It’s never too late to continue your education, regardless of age. However, it’s a big decision in many respects. There will be age gaps between you and many other students. Plus, it can have a pretty hefty price tag.
This article will cover some pros and cons of returning to school in your 60s, then review factors to consider, so you can include it in your retirement planning.
Here are some great reasons to go back to school in your 60s:
Keep Your Mind Sharp
Learning new things helps you maintain healthy cognitive function as you get older. College is the perfect place to do that. You can study various subjects that engage different parts of your brain and challenge you intellectually. As a result, your brain can remain healthy and strong.
Discovering new things contributes to personal growth and your understanding of the world. Learning for its own sake can inspire you.
Additionally, taking and passing quizzes and exams gives you a measurable sense of progress in your learning. Earning a degree can give you an immense self-esteem and confidence boost.
Interacting with young adult students offers opportunities for intergenerational exchange of perspectives and ideas. You can also try to find study groups of older learners. As for the technology, professors may be happy to help show you how to use it effectively.
Keep these downsides in mind before heading back to school:
The Financial Cost
The average four-year university charges nearly $390 per credit hour. You’ll pay nearly $1,200 for one class since most are three credit hours.
Community college and online classes can help you cut costs. Furthermore, taking one course at a time in subjects you’re highly interested in or will find useful rather than pursuing a full degree can help you spread the cost out. Regardless, make sure coursework doesn’t strain you financially.
Age and Generation Gaps
The average age of a college student in the US is a little over 26 years old. Such a large age and generation gap may create obstacles to relating to fellow students. Similarly, you may have to adapt to new technologies a professor uses in the classroom and for homework.
Learning can offer a lot of personal enrichment and fulfillment, but returning to school is a big decision.
Your Mental Health
Classes can be intellectually demanding and cause stress, especially in challenging subjects. Plus, your health can impact your ability to keep up with coursework and learn the material.
Be sure that you have the energy to commit to learning.

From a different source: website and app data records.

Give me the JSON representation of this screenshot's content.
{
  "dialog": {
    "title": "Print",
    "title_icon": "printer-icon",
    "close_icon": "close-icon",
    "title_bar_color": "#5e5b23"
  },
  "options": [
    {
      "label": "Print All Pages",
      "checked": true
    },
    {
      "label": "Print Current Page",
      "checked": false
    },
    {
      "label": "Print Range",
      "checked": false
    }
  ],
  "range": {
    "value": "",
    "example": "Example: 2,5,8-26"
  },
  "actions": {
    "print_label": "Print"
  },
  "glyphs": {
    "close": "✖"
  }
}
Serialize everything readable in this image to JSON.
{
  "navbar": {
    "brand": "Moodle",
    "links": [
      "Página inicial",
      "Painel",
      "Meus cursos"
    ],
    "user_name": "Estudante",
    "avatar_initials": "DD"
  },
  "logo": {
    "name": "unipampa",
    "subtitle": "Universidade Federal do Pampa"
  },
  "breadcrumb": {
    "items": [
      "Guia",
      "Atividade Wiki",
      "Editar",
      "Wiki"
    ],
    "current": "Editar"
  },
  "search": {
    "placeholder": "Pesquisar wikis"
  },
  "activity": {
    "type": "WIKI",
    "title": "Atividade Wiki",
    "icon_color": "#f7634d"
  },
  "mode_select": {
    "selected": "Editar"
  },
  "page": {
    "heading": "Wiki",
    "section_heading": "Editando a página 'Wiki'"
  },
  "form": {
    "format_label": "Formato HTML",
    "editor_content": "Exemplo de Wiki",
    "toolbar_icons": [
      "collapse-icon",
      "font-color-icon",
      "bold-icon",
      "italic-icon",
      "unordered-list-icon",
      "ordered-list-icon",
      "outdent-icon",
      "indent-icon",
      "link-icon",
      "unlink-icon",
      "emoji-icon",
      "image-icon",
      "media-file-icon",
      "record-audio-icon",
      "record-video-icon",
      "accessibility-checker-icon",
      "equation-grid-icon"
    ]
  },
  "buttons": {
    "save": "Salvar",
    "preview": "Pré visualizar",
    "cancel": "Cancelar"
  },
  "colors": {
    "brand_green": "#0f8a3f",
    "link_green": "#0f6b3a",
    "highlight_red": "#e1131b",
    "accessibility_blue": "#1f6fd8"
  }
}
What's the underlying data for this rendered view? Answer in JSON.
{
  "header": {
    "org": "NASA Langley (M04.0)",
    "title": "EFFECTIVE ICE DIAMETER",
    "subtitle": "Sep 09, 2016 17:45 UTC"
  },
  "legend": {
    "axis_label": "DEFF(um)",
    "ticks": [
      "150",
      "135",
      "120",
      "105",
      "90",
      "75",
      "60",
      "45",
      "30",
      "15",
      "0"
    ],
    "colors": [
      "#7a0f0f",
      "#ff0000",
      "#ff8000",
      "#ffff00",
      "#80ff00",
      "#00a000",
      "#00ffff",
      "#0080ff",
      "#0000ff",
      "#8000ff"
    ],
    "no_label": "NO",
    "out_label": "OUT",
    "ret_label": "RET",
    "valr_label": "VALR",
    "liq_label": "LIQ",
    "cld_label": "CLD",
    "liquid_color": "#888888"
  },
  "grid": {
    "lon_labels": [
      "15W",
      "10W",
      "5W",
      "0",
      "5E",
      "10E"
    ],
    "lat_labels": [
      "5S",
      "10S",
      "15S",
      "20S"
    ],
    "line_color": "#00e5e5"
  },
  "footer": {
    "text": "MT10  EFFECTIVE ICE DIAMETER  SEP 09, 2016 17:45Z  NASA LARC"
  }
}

It’s ok to take your education more slowly to accommodate your health if needed.
College classes place demands on your time. You must attend lectures and discussions, and you’ll need to do homework and study for exams. This may impact how many courses you take.
If you’re still in the workforce, you may consider waiting until you retire to pursue an education. On the other hand, if you’re retired and have a lot of free time, you may have more room for classes.
Consider your existing schedule and see where classes, homework, and study can fit in.
You don’t want your education to compromise a comfortable retirement through financial straining. Evaluate your retirement savings and assets and work with a financial professional to see if college coursework is financially viable.
Look for options to reduce costs, such as scholarships and grants. Consider community college to save money. You’ll also have to consider fees for textbooks, supplies, and software.
Lifelong learning can be immensely gratifying, especially when you have the free time to pursue it in retirement. Plus, it helps you stay mentally and intellectually sharp. However, college isn’t cheap.
Ultimately, you have more control over your education in retirement. You can take as few or as many courses as fits your situation. That way, you can pursue an education on your terms while minimizing potential downsides.